What to do if a child reveals abuse.
Listen carefully to what they're saying:
Be patient and focus on what you’re being told. Try not to express your own views and feelings. If you appear shocked or as if you don’t believe them it could make them stop talking and take back what they’ve said.
Let them know they've done the right thing by telling you:
Reassurance can make a big impact. If they’ve kept the abuse a secret it can have a big impact knowing they’ve shared what’s happened.
Tell them it's not their fault:
Abuse is never a child’s fault. It’s important they hear, and know, this.
Say you'll take them seriously:
They may have kept the abuse secret because they were scared they wouldn’t be believed. Make sure they know they can trust you and you’ll listen and support them.
Don't confront the alleged abuser:
Confronting the alleged abuser could make the situation worse for the child.
Explain what you'll do next:
For younger children, explain you’re going to speak to someone who will able to help.
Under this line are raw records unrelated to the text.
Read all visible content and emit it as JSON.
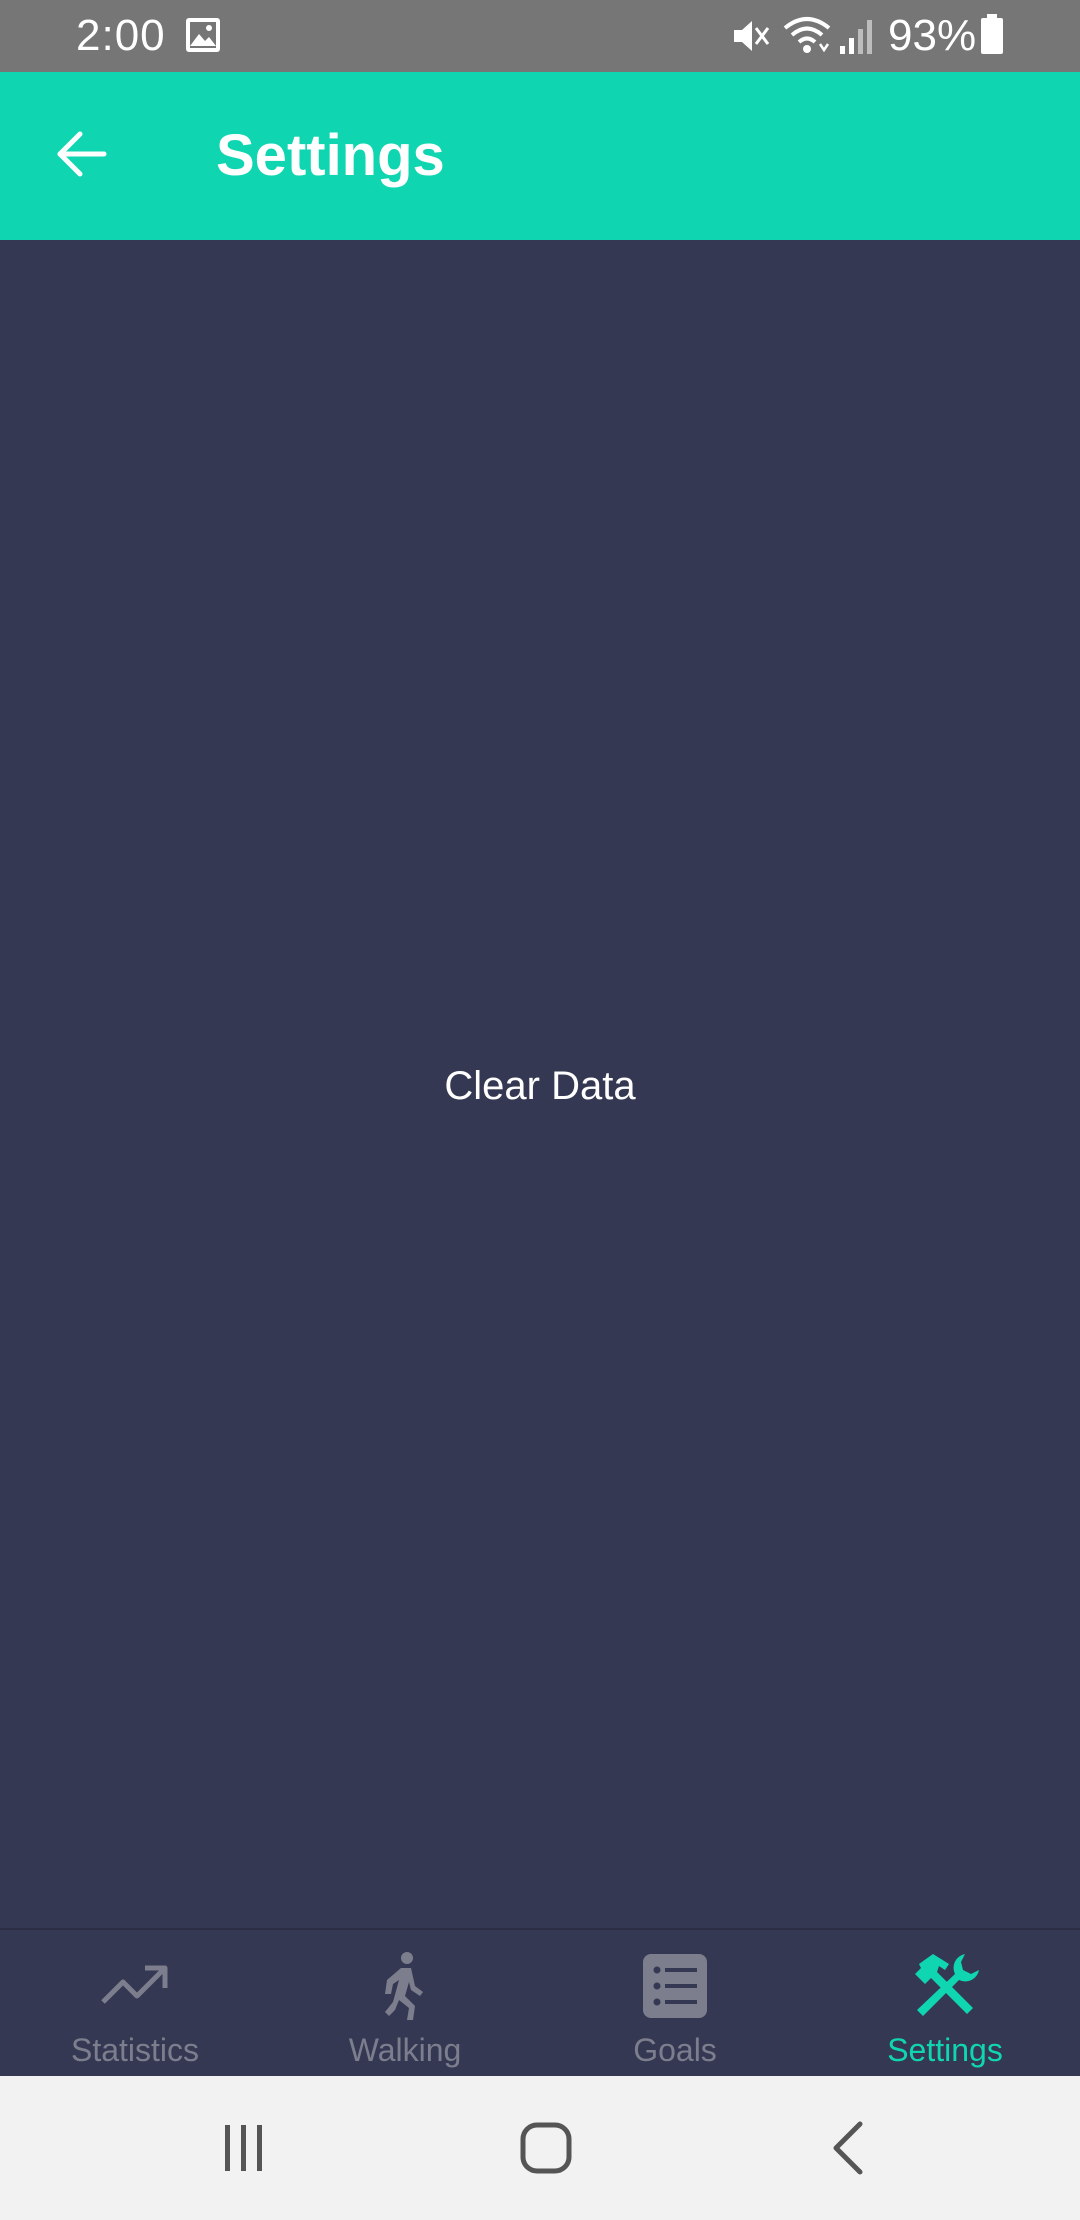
{
  "status_bar": {
    "time": "2:00",
    "battery_percent": "93%",
    "icons": [
      "image-icon",
      "mute-icon",
      "wifi-icon",
      "signal-icon",
      "battery-icon"
    ]
  },
  "app_bar": {
    "title": "Settings",
    "back_icon": "arrow-left-icon"
  },
  "main": {
    "clear_data_label": "Clear Data"
  },
  "bottom_nav": {
    "items": [
      {
        "label": "Statistics",
        "icon": "trending-up-icon",
        "active": false
      },
      {
        "label": "Walking",
        "icon": "walking-icon",
        "active": false
      },
      {
        "label": "Goals",
        "icon": "list-icon",
        "active": false
      },
      {
        "label": "Settings",
        "icon": "tools-icon",
        "active": true
      }
    ]
  },
  "system_nav": {
    "icons": [
      "recents-icon",
      "home-icon",
      "back-icon"
    ]
  },
  "colors": {
    "accent": "#0fd6b0",
    "background": "#353852",
    "status_bar": "#767676",
    "inactive": "#7c7e8e",
    "system_nav": "#f2f2f2"
  }
}
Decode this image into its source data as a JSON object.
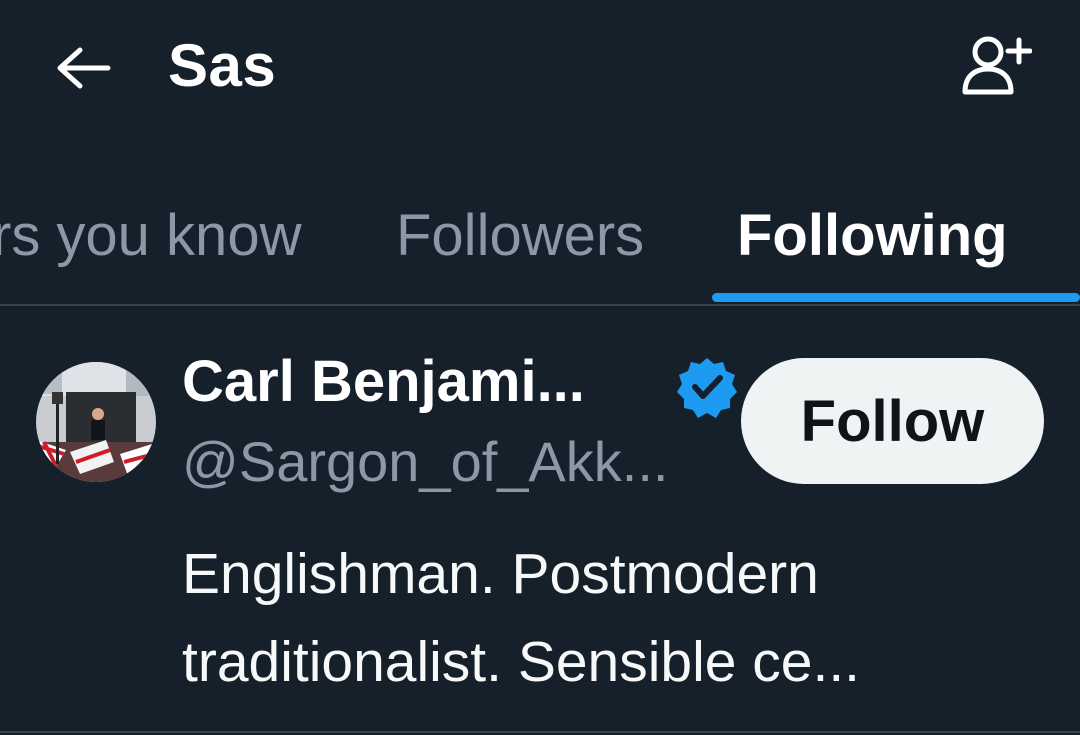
{
  "header": {
    "title": "Sas",
    "back_icon": "arrow-left-icon",
    "add_user_icon": "person-add-icon"
  },
  "tabs": [
    {
      "label": "Followers you know",
      "visible_label": "rs you know",
      "active": false
    },
    {
      "label": "Followers",
      "visible_label": "Followers",
      "active": false
    },
    {
      "label": "Following",
      "visible_label": "Following",
      "active": true
    }
  ],
  "users": [
    {
      "name": "Carl Benjami...",
      "verified": true,
      "handle": "@Sargon_of_Akk...",
      "follow_label": "Follow",
      "bio_lines": [
        "Englishman. Postmodern",
        "traditionalist. Sensible ce..."
      ]
    }
  ],
  "colors": {
    "background": "#15202b",
    "accent": "#1d9bf0",
    "secondary_text": "#8b98a5",
    "divider": "#38444d",
    "button_bg": "#eff3f4"
  }
}
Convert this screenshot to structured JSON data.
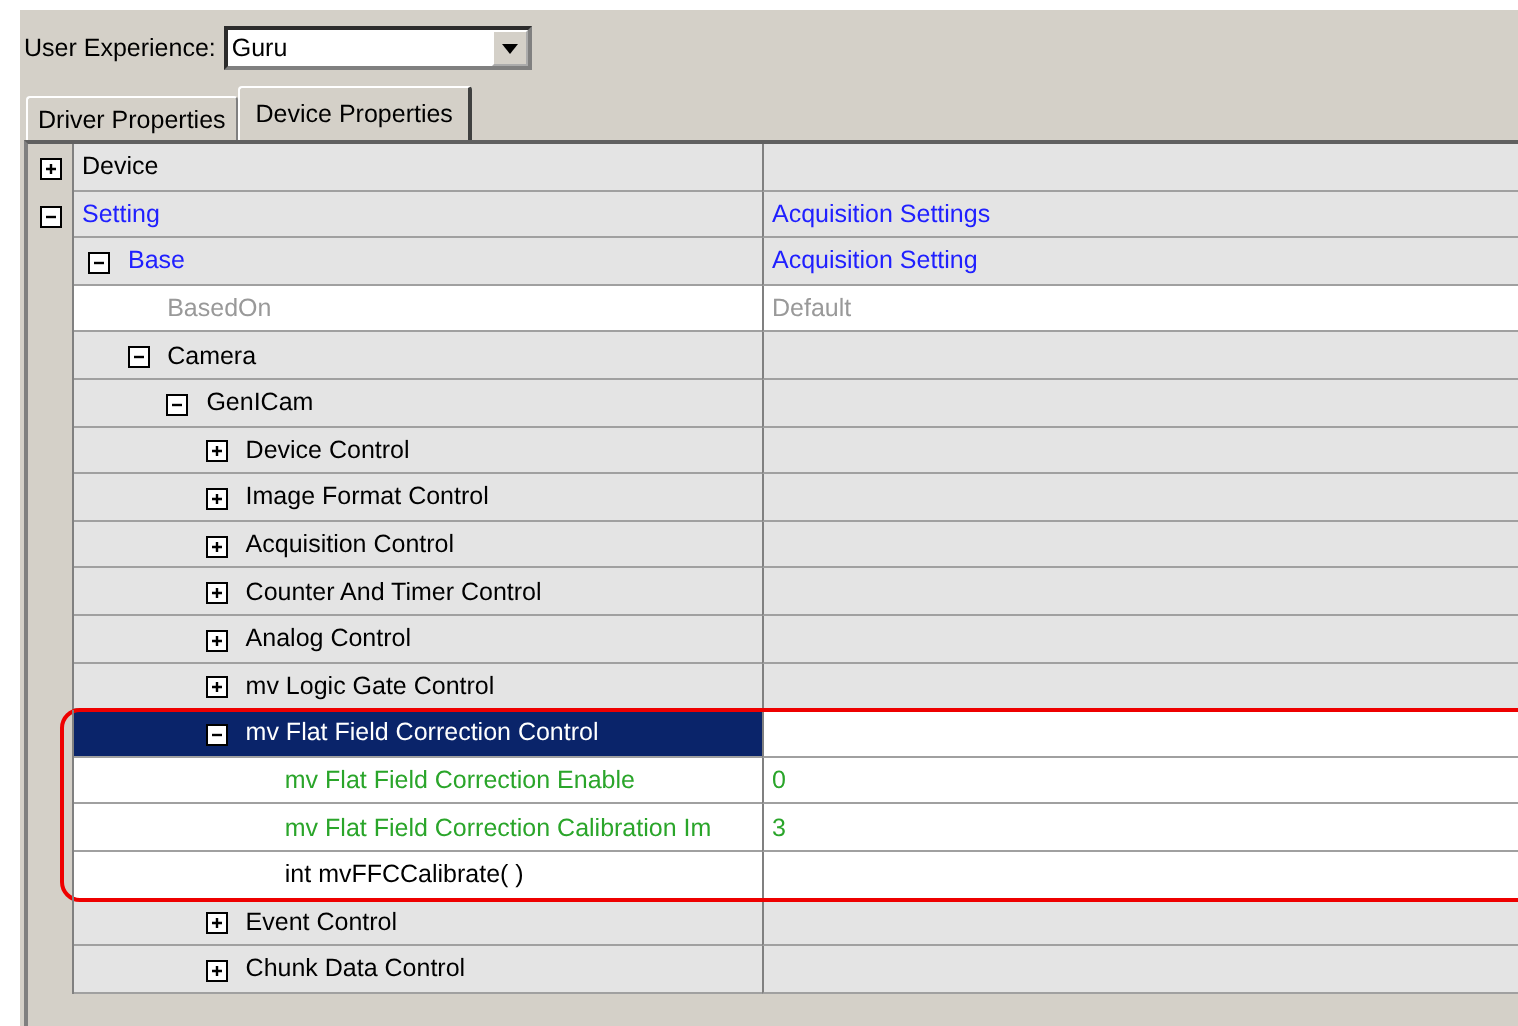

For older children, explain you’ll need to report the abuse to someone who can help.
Report what the child has told you as soon as possible:
Report as soon after you’ve been told about the abuse so the details are fresh in your mind and action can be taken quickly. It can be helpful to take notes as soon after you’ve spoken to the child. Try to keep these as accurate as possible.
If a child reveals abuse to you, it's important to take it seriously, listen and report. And it's vital you take the next steps to help keep them safe.